__Assignment__
What lines in the data hold the string "Knowledge"? Show them.

__Available data__
--------------------

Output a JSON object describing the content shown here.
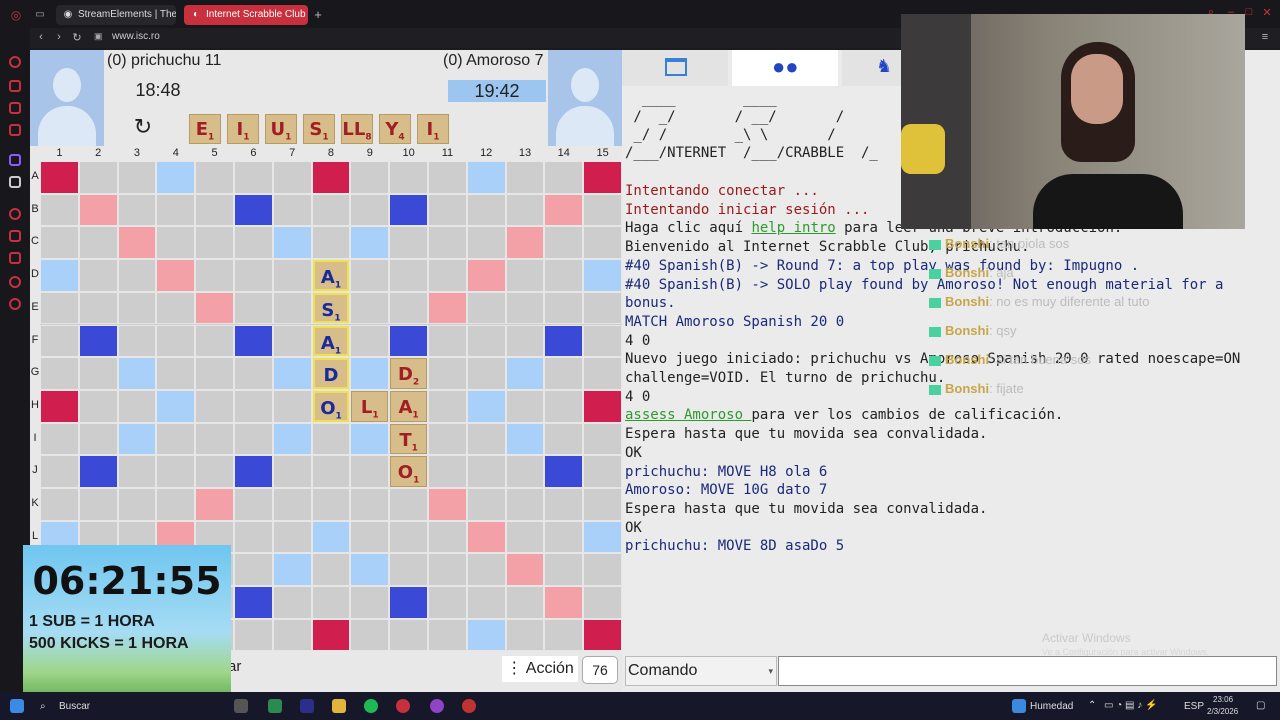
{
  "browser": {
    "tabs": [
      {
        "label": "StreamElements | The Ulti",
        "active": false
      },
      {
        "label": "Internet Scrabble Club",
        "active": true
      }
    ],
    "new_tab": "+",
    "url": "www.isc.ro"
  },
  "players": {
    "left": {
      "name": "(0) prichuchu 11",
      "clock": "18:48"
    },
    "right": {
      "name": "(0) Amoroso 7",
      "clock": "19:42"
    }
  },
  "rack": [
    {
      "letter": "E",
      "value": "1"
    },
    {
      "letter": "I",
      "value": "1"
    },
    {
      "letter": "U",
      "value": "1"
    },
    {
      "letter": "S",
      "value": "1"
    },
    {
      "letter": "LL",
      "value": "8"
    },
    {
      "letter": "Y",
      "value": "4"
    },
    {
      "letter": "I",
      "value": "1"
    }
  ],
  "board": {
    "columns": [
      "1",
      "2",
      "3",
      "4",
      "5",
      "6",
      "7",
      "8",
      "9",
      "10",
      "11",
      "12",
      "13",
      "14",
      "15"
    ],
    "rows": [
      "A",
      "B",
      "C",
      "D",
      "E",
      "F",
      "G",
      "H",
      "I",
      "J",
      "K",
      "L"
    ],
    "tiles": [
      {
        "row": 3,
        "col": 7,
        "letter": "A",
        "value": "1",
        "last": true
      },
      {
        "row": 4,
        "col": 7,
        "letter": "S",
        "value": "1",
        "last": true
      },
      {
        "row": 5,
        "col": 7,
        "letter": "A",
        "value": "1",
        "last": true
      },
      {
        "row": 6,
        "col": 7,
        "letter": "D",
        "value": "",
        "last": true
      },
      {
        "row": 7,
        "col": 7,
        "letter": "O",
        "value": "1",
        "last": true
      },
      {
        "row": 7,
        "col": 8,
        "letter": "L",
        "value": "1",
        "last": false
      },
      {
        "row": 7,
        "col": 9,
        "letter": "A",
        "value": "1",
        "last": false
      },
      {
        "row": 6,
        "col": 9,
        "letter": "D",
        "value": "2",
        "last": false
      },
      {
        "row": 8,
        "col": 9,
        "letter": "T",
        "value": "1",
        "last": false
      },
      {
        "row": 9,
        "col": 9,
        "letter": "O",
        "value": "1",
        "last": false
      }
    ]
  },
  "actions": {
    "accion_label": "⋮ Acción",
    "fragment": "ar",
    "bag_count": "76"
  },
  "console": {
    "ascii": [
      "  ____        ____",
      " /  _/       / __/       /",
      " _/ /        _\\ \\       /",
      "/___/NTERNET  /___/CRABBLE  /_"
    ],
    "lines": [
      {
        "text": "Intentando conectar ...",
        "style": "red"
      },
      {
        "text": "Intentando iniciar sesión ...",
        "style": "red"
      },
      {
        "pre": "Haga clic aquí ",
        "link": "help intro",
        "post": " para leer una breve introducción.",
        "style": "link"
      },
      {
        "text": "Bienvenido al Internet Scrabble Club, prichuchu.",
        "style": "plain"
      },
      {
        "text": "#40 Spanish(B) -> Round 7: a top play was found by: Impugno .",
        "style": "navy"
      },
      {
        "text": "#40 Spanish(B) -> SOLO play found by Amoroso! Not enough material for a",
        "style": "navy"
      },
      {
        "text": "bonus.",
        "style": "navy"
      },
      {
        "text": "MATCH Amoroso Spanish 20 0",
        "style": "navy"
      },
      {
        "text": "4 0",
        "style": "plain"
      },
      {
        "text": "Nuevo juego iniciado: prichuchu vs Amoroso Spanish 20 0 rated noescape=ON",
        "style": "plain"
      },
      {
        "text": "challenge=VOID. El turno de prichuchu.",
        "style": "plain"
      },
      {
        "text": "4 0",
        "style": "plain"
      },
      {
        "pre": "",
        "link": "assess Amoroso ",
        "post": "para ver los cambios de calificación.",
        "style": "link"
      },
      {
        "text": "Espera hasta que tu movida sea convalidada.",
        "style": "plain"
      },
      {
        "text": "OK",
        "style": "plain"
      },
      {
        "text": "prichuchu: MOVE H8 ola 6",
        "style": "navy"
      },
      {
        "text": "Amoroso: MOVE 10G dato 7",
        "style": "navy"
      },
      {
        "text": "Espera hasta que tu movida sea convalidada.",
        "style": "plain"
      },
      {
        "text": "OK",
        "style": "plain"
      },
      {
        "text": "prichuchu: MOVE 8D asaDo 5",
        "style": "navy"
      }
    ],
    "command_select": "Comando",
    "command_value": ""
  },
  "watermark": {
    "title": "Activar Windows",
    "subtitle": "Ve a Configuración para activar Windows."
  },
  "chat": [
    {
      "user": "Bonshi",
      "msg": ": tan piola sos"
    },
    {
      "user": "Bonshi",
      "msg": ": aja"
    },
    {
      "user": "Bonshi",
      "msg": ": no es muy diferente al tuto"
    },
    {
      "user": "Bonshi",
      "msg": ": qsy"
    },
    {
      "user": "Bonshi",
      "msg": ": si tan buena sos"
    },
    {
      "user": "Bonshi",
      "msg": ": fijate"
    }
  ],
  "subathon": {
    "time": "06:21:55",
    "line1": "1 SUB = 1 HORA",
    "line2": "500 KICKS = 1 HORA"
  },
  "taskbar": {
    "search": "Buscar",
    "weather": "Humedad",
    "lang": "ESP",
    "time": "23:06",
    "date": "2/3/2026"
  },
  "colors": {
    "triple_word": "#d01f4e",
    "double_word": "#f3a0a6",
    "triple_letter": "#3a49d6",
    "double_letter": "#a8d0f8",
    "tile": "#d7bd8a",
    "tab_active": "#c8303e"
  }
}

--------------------

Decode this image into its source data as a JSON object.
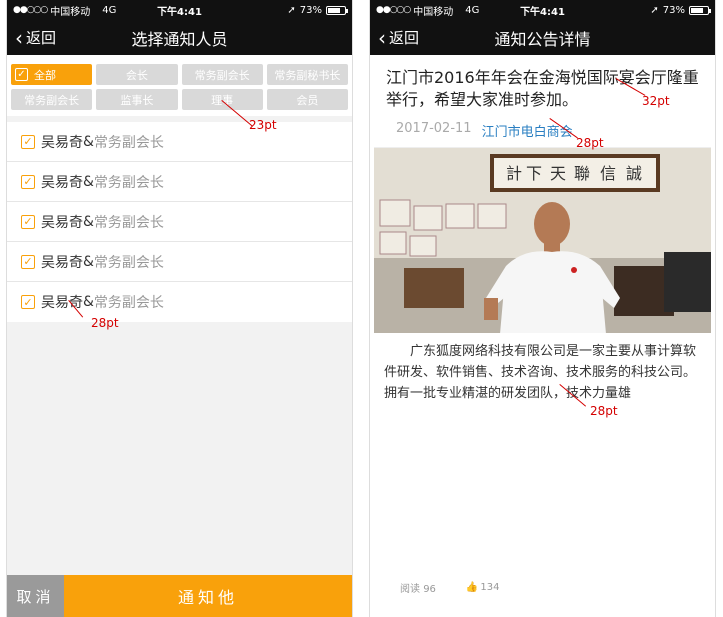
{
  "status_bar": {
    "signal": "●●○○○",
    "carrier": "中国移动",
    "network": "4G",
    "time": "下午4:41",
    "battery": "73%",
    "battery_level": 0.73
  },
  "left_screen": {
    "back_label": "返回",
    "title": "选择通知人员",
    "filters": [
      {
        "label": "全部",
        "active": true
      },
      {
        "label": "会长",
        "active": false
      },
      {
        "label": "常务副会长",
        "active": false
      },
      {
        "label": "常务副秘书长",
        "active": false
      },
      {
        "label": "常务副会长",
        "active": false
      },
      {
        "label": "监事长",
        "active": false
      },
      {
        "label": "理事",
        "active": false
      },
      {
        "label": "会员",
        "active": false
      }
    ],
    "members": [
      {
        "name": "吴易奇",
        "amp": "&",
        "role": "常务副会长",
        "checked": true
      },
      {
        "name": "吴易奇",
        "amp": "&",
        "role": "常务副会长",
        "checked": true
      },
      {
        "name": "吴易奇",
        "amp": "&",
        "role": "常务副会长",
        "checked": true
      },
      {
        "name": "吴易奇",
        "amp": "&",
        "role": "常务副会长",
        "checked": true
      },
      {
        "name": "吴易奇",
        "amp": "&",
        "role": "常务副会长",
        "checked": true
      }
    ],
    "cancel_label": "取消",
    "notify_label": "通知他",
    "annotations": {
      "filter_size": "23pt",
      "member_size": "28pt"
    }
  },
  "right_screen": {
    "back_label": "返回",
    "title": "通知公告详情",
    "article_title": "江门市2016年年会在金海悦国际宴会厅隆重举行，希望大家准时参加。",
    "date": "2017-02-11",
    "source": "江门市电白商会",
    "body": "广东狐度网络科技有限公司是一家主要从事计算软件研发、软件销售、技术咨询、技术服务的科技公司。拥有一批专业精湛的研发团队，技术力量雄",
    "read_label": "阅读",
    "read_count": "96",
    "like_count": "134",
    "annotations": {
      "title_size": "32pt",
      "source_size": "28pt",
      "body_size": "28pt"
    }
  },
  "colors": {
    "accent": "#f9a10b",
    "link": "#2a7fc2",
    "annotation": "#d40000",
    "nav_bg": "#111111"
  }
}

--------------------

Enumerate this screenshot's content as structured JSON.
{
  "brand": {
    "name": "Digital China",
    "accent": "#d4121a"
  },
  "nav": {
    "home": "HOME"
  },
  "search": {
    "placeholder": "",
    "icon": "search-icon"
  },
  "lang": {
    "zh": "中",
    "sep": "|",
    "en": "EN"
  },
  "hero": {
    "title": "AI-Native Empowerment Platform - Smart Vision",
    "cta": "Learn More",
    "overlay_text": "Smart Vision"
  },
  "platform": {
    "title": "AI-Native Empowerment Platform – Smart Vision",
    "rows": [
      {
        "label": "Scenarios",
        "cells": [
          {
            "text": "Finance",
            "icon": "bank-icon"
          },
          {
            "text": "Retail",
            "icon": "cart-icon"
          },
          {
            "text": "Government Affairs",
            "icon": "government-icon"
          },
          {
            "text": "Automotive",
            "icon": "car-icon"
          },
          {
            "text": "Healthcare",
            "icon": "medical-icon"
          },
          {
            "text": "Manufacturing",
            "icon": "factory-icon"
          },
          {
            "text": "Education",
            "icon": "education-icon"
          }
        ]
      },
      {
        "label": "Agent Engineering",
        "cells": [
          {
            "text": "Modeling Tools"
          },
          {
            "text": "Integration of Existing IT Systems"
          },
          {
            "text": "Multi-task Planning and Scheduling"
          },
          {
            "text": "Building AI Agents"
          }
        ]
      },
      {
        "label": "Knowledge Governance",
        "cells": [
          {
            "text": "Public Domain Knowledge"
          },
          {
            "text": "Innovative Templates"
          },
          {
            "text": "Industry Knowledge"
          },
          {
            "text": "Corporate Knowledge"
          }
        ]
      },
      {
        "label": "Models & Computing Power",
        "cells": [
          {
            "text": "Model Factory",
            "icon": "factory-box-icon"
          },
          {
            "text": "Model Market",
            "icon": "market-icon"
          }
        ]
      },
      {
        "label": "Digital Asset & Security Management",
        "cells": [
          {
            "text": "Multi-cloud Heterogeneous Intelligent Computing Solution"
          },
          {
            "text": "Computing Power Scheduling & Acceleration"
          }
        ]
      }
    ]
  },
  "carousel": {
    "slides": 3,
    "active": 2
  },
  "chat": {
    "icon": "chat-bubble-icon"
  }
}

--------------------

__Answer box__
        "label": "Knowledge Governance",
            "text": "Public Domain Knowledge"
            "text": "Industry Knowledge"
            "text": "Corporate Knowledge"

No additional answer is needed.